Published Tuesday, September 14, 1999, in the San Jose Mercury News


Special to the Mercury News

HURRICANE Dennis in review:

No, Virginia (and North Carolina), Dennis is not the longest-lasting hurricane. Dennis became a tropical storm on Aug. 24 and lasted as a named storm for 13 days. However, in 1994, Hurricane John formed off the coast of Mexico on Aug. 11 and did not dissipate until 32 days -- and about 6,000 miles -- later after trekking westward across much of the Pacific.

Q  We expect temperature to go down as we go up in altitude. But it doesn't seem to be as simple as that.  We have a house near the 4,000-foot elevation in the Sierra. I compare our temperatures with those in Jackson, nearly visible from our house but more than 1,000 feet below us in altitude. Sometimes we get inversions when it is warmer here than Jackson. But more common -- and the subject of my question -- is that it is often, say, 10 degrees cooler during the day here but about the same temperature at night.

More puzzling is when it is, say, 10 degrees cooler during the day and maybe 5 degrees warmer at night. What is happening?
Al Slensky - Sunnyvale

A. The 10-degree difference in daytime readings is easiest to explain, as the atmosphere cools by about 3.5 degrees Fahrenheit per 1,000 feet in elevation. The nighttime situation is more problematic, but one scenario has the cooler, and heavier, air flowing downhill to the lower elevation. A second scenario is that a low-level inversion forms overnight and the lower elevation cools off faster than the higher one.

Q.  We were in Hong Kong when a typhoon hit. It was alleged to have Force 8 winds. Can you tell me what that means in
mph? E.C. Woodward - San Jose

A. Force 8 winds range from 39 to 46 mph. These are based on the Beaufort Scale, which ranks winds from Force 0 to Force
12.  During the time of sailing ships in the early 19th century, British naval Cmdr. Francis Beaufort devised his wind force scale, which estimated wind speed based on the condition of the ocean.

A Force 0 wind is calm, while a Force 12 has hurricane-force winds of at least 74 mph. A fine accounting of the Beaufort Scale is at .

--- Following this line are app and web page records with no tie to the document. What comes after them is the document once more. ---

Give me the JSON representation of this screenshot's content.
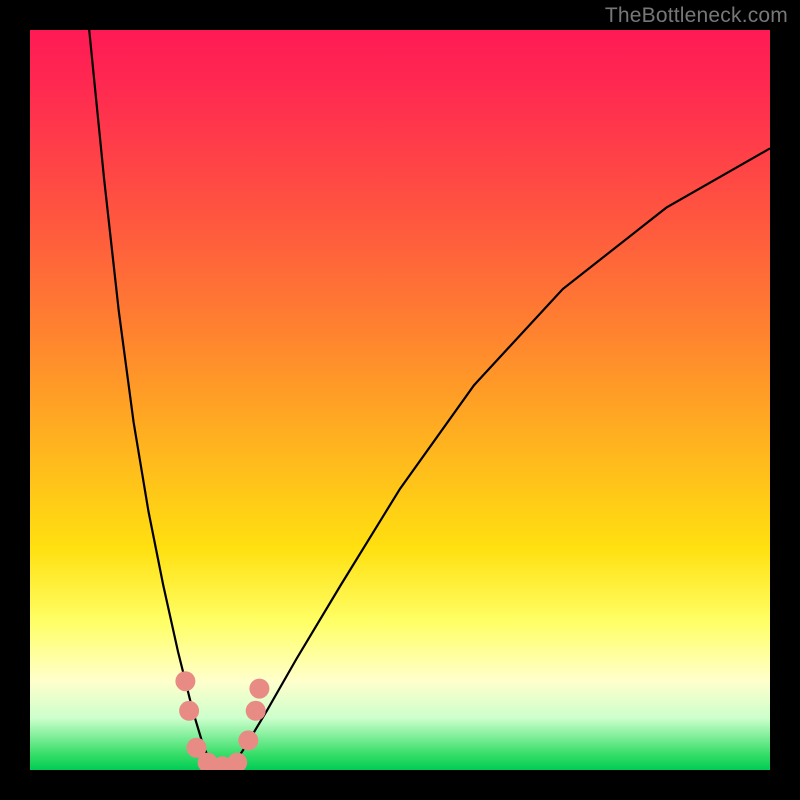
{
  "watermark": "TheBottleneck.com",
  "chart_data": {
    "type": "line",
    "title": "",
    "xlabel": "",
    "ylabel": "",
    "xlim": [
      0,
      100
    ],
    "ylim": [
      0,
      100
    ],
    "grid": false,
    "legend": false,
    "series": [
      {
        "name": "bottleneck-curve",
        "x": [
          8,
          10,
          12,
          14,
          16,
          18,
          20,
          22,
          23.5,
          25,
          27,
          29,
          32,
          36,
          42,
          50,
          60,
          72,
          86,
          100
        ],
        "values": [
          100,
          80,
          62,
          47,
          35,
          25,
          16,
          8,
          3,
          0,
          0,
          3,
          8,
          15,
          25,
          38,
          52,
          65,
          76,
          84
        ]
      }
    ],
    "markers": {
      "name": "highlight-dots",
      "points": [
        {
          "x": 21.0,
          "y": 12
        },
        {
          "x": 21.5,
          "y": 8
        },
        {
          "x": 22.5,
          "y": 3
        },
        {
          "x": 24.0,
          "y": 1
        },
        {
          "x": 26.0,
          "y": 0.5
        },
        {
          "x": 28.0,
          "y": 1
        },
        {
          "x": 29.5,
          "y": 4
        },
        {
          "x": 30.5,
          "y": 8
        },
        {
          "x": 31.0,
          "y": 11
        }
      ],
      "color": "#e98b85",
      "radius_px": 10
    },
    "gradient_stops": [
      {
        "pct": 0,
        "color": "#ff1a55"
      },
      {
        "pct": 25,
        "color": "#ff5540"
      },
      {
        "pct": 55,
        "color": "#ffb020"
      },
      {
        "pct": 80,
        "color": "#ffff66"
      },
      {
        "pct": 93,
        "color": "#ccffcc"
      },
      {
        "pct": 100,
        "color": "#00cc55"
      }
    ]
  }
}
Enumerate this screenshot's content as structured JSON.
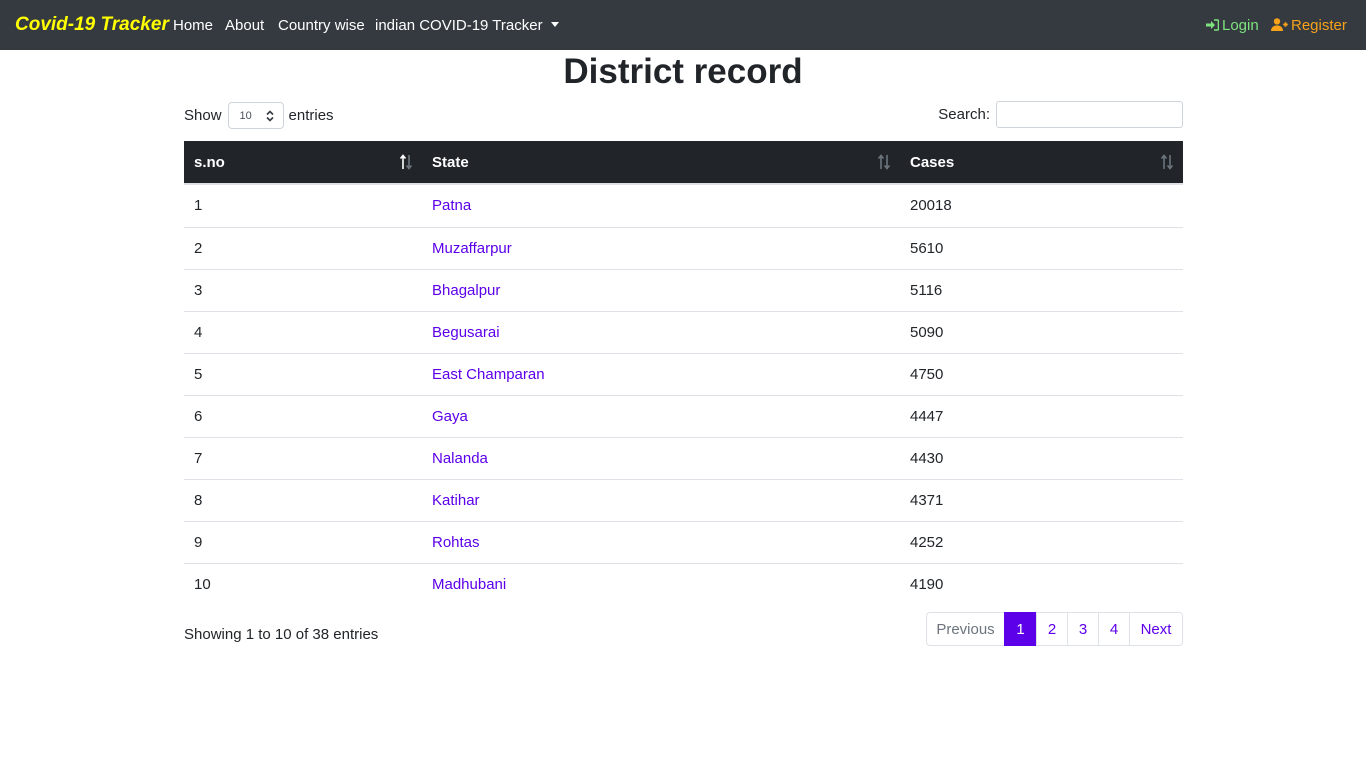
{
  "navbar": {
    "brand": "Covid-19 Tracker",
    "links": [
      "Home",
      "About",
      "Country wise",
      "indian COVID-19 Tracker"
    ],
    "login": "Login",
    "register": "Register",
    "colors": {
      "brand": "#ffff00",
      "login": "#7ee27e",
      "register": "#f7a21a",
      "background": "#343a40"
    }
  },
  "title": "District record",
  "length": {
    "show_label": "Show",
    "value": "10",
    "entries_label": "entries"
  },
  "search": {
    "label": "Search:",
    "value": ""
  },
  "table": {
    "columns": [
      "s.no",
      "State",
      "Cases"
    ],
    "rows": [
      {
        "sno": "1",
        "state": "Patna",
        "cases": "20018"
      },
      {
        "sno": "2",
        "state": "Muzaffarpur",
        "cases": "5610"
      },
      {
        "sno": "3",
        "state": "Bhagalpur",
        "cases": "5116"
      },
      {
        "sno": "4",
        "state": "Begusarai",
        "cases": "5090"
      },
      {
        "sno": "5",
        "state": "East Champaran",
        "cases": "4750"
      },
      {
        "sno": "6",
        "state": "Gaya",
        "cases": "4447"
      },
      {
        "sno": "7",
        "state": "Nalanda",
        "cases": "4430"
      },
      {
        "sno": "8",
        "state": "Katihar",
        "cases": "4371"
      },
      {
        "sno": "9",
        "state": "Rohtas",
        "cases": "4252"
      },
      {
        "sno": "10",
        "state": "Madhubani",
        "cases": "4190"
      }
    ]
  },
  "info": "Showing 1 to 10 of 38 entries",
  "pagination": {
    "previous": "Previous",
    "pages": [
      "1",
      "2",
      "3",
      "4"
    ],
    "active": "1",
    "next": "Next",
    "accent": "#5c00ea"
  }
}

Q. When the weather forecasts rain as a percentage (40 percent chance of rain), what does the percentage relate to -- time, area or chance? Jim Brunton - San Jose

A. The use of probabilities of precipitation is one of the most misunderstood elements in weather forecasts. The concept of using percentages is to provide additional information for the user to make a risk-benefit decision. For example, a contractor might decide to pour cement if the chance of rain is only 20 percent, but if it's 40 percent or higher, he wouldn't.

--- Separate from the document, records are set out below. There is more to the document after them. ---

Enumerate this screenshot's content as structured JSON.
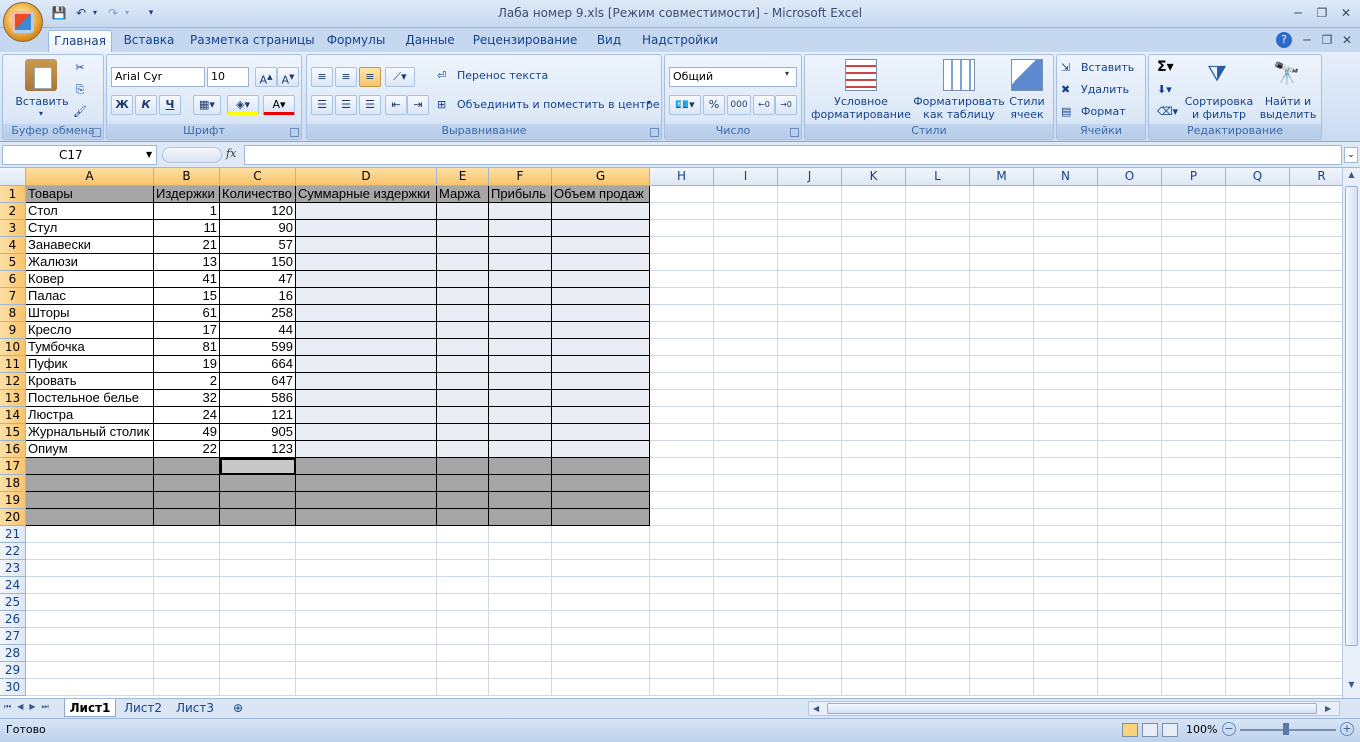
{
  "window": {
    "title": "Лаба номер 9.xls  [Режим совместимости] - Microsoft Excel"
  },
  "tabs": [
    "Главная",
    "Вставка",
    "Разметка страницы",
    "Формулы",
    "Данные",
    "Рецензирование",
    "Вид",
    "Надстройки"
  ],
  "ribbon": {
    "clipboard": {
      "label": "Буфер обмена",
      "paste": "Вставить"
    },
    "font": {
      "label": "Шрифт",
      "name": "Arial Cyr",
      "size": "10",
      "bold": "Ж",
      "italic": "К",
      "underline": "Ч"
    },
    "alignment": {
      "label": "Выравнивание",
      "wrap": "Перенос текста",
      "merge": "Объединить и поместить в центре"
    },
    "number": {
      "label": "Число",
      "format": "Общий",
      "percent": "%",
      "thousands": "000"
    },
    "styles": {
      "label": "Стили",
      "cond1": "Условное",
      "cond2": "форматирование",
      "table1": "Форматировать",
      "table2": "как таблицу",
      "cell1": "Стили",
      "cell2": "ячеек"
    },
    "cells": {
      "label": "Ячейки",
      "insert": "Вставить",
      "delete": "Удалить",
      "format": "Формат"
    },
    "editing": {
      "label": "Редактирование",
      "sort1": "Сортировка",
      "sort2": "и фильтр",
      "find1": "Найти и",
      "find2": "выделить"
    }
  },
  "formula": {
    "name_box": "C17",
    "fx": "fx",
    "value": ""
  },
  "columns": [
    "A",
    "B",
    "C",
    "D",
    "E",
    "F",
    "G",
    "H",
    "I",
    "J",
    "K",
    "L",
    "M",
    "N",
    "O",
    "P",
    "Q",
    "R"
  ],
  "headers": [
    "Товары",
    "Издержки",
    "Количество",
    "Суммарные издержки",
    "Маржа",
    "Прибыль",
    "Объем продаж"
  ],
  "rows": [
    [
      "Стол",
      "1",
      "120"
    ],
    [
      "Стул",
      "11",
      "90"
    ],
    [
      "Занавески",
      "21",
      "57"
    ],
    [
      "Жалюзи",
      "13",
      "150"
    ],
    [
      "Ковер",
      "41",
      "47"
    ],
    [
      "Палас",
      "15",
      "16"
    ],
    [
      "Шторы",
      "61",
      "258"
    ],
    [
      "Кресло",
      "17",
      "44"
    ],
    [
      "Тумбочка",
      "81",
      "599"
    ],
    [
      "Пуфик",
      "19",
      "664"
    ],
    [
      "Кровать",
      "2",
      "647"
    ],
    [
      "Постельное белье",
      "32",
      "586"
    ],
    [
      "Люстра",
      "24",
      "121"
    ],
    [
      "Журнальный столик",
      "49",
      "905"
    ],
    [
      "Опиум",
      "22",
      "123"
    ]
  ],
  "row_count": 30,
  "sheets": [
    "Лист1",
    "Лист2",
    "Лист3"
  ],
  "status": {
    "ready": "Готово",
    "zoom": "100%"
  },
  "colors": {
    "accent": "#15428b",
    "header_fill": "#a6a6a6",
    "empty_fill": "#ebedf4",
    "selected_header": "#f9c46a"
  }
}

KPIX meteorologist Brian Sussman tells about his first visit to a National Weather Service office. There were four forecasters
on duty, and only one thought it would rain, making it a 25 percent chance of rain. If it were only that easy!

Actually, the usage of probabilities of precipitation is first dependent on whether there will be widespread rain or just localized showers.  In the case of rain, the probability depends on what the forecaster thinks the chance of getting measurable rain (i.e., at least .01 inches) is at any given point in the area. Using computer models and professional experience, a determination is made of how often the meteorologist thinks rain will occur from a similar meteorological situation. For example, if an approaching weather system is weak, the forecaster might expect rain only two times out of 10 from similar systems, and give the probability as 20 percent.

However, with showery weather the percentages relate to area coverage. Thus, a 50 percent probability for showers would mean that measurable precipitation is expected over half of the area.

Finally, the National Weather Service has specific words that relate to a given probability of precipitation for rainy or showery situations. See chart at right for an explanation of their formal usage.

Jan Null, founder of Golden Gate Weather Services, is a retired lead forecaster with the National Weather Service. Send questions to Weather Corner, San Jose Mercury News, 750 Ridder Park Drive, San Jose, Calif. 95190. You also can telephone and fax them at (510) 657-2246 or e-mail them